# [Work instructions]
When you have gone through the records below, state only how many lines include the word "JSON".

[Dataset items]
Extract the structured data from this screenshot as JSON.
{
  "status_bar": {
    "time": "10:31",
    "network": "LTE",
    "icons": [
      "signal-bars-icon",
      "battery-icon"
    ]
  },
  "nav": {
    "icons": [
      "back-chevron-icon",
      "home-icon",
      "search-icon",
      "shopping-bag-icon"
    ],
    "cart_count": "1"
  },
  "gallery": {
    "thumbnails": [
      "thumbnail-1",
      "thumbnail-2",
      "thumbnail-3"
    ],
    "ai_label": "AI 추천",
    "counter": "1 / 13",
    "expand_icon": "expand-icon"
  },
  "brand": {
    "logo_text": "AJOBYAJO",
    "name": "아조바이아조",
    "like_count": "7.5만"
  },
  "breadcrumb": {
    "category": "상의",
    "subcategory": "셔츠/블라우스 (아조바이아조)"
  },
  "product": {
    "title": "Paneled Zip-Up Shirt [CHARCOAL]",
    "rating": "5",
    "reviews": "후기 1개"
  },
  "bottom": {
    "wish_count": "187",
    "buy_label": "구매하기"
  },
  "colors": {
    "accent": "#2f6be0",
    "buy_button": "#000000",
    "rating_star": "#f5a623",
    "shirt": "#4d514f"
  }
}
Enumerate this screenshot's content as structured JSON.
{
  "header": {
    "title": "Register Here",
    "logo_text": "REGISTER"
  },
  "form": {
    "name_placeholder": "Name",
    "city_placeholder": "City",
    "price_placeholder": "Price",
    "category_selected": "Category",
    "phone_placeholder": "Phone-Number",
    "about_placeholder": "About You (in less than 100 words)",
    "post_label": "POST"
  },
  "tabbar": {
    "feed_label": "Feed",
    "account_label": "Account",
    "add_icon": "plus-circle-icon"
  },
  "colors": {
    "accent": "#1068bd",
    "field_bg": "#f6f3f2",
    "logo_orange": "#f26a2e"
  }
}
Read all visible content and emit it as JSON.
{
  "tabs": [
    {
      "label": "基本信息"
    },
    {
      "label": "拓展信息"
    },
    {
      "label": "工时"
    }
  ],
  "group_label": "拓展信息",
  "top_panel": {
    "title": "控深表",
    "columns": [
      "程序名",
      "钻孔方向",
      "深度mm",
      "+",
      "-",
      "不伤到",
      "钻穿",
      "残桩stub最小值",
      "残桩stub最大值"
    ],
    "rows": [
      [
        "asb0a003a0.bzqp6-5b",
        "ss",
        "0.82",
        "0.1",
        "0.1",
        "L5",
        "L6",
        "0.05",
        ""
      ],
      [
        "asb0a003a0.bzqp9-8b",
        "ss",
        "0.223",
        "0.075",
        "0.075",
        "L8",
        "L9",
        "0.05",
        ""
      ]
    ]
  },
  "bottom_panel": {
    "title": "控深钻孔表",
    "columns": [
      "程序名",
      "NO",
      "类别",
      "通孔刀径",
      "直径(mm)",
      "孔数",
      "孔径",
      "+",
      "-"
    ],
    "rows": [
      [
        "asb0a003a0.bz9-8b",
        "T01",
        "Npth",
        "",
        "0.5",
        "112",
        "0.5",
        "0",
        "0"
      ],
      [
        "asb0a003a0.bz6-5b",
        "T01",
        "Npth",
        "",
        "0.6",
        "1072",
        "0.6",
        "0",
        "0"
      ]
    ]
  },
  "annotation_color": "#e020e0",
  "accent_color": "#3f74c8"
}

# [Answer to this task]
3